Although we did not have a Celestron C8 on hand for this review, we are quite familiar with the scope and estimate that the GPD2 would be a good mounting choice for this 8"/2032mm CAT with its 12.5 pound optical tube. A C8 is very similar in size to the Vixen VMC200L (an 8"/1950mm, 13.2 lb. CAT), which is available bundled with the GPD2 mount, so the combination should work well. The C8-A XLT optical tube (item #91020-XLT) comes with a full-length Vixen mounting rail, ready to drop onto a Celestron CG-5 or Vixen GPD2 mount, and we prefer the GPD2.
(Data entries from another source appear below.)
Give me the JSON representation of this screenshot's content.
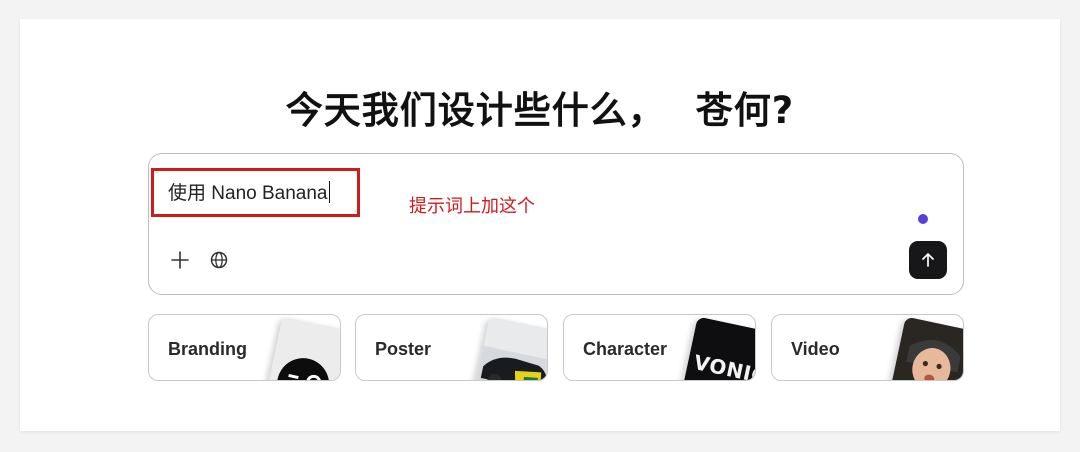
{
  "headline": {
    "text": "今天我们设计些什么，",
    "name": "苍何?"
  },
  "prompt": {
    "value": "使用 Nano Banana"
  },
  "annotation": {
    "text": "提示词上加这个",
    "color": "#d11a1a"
  },
  "toolbar": {
    "add_icon": "plus-icon",
    "web_icon": "globe-icon",
    "send_icon": "arrow-up-icon"
  },
  "status_dot_color": "#5b3fd9",
  "cards": [
    {
      "label": "Branding",
      "thumbnail": "branding-thumbnail"
    },
    {
      "label": "Poster",
      "thumbnail": "poster-thumbnail"
    },
    {
      "label": "Character",
      "thumbnail": "character-thumbnail",
      "thumb_text": "VONIC"
    },
    {
      "label": "Video",
      "thumbnail": "video-thumbnail"
    }
  ]
}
These catadioptric scopes are a stern test for a mount, because of their long focal length and consequent high magnification capability. We estimate that the GPD2 should also serve quite nicely for physically longer Newtonian reflectors up to about 8"/1250mm.
The GPD2 is particularly attractive to those who prefer not to rely on battery power for their viewing pleasure, an advantage the GPD2 maintains over its Celestron CGEM (computerized go-to) and Losmandy GM 8 (internally motorized) mount competition. It has manual slow motion controls and does not require motors to operate correctly. Single or dual axis motor drives are available as accessories, of course, as is the Star Book-S go-to computer system for those who want it. Vixen's marketing philosophy allows the customer to buy as basic or as sophisticated a GPD2 mount system as he or she requires.
Of course, all of this quality and versatility come at a price, which in the case of the GPD2 is considerable if you buy all of the available optional extras. If you stick with the basic GPD2 mount and HAL130 tripod, its price is similar to its Celestron and Losmandy competition.
It is perhaps most comparable in price and performance to a Losmandy GM 8 plus LW tripod. (A review of that mounting system can be found on the Astronomy and Photography Online index page). The primary difference between the two, from a potential purchaser's standpoint, is that the Vixen GPD2 comes with excellent manual slow motion controls and a polar finder scope, but drive motors are an extra cost option. The Losmandy GM8 comes with dual axis motors and a polar finder scope is available as an extra cost option, but it completely lacks manual slow motion controls and there is no provision to add them. The two mounts' carrying capacities are similar, so functionally it comes down to a question of "batteries or no batteries, hand or hand controller?"
Astronomy and Photography Online Senior Editor Gordon Landers uses a Losmandy GM 8 and Managing Editor Chuck Hawks is keeping the GPD2 for his personal use, so a head-to-head comparison article is probably in the offing. Stay tuned to Astronomy and Photography Online for further details . . ..
Copyright 2009,2016 by Chuck Hawks. All rights reserved.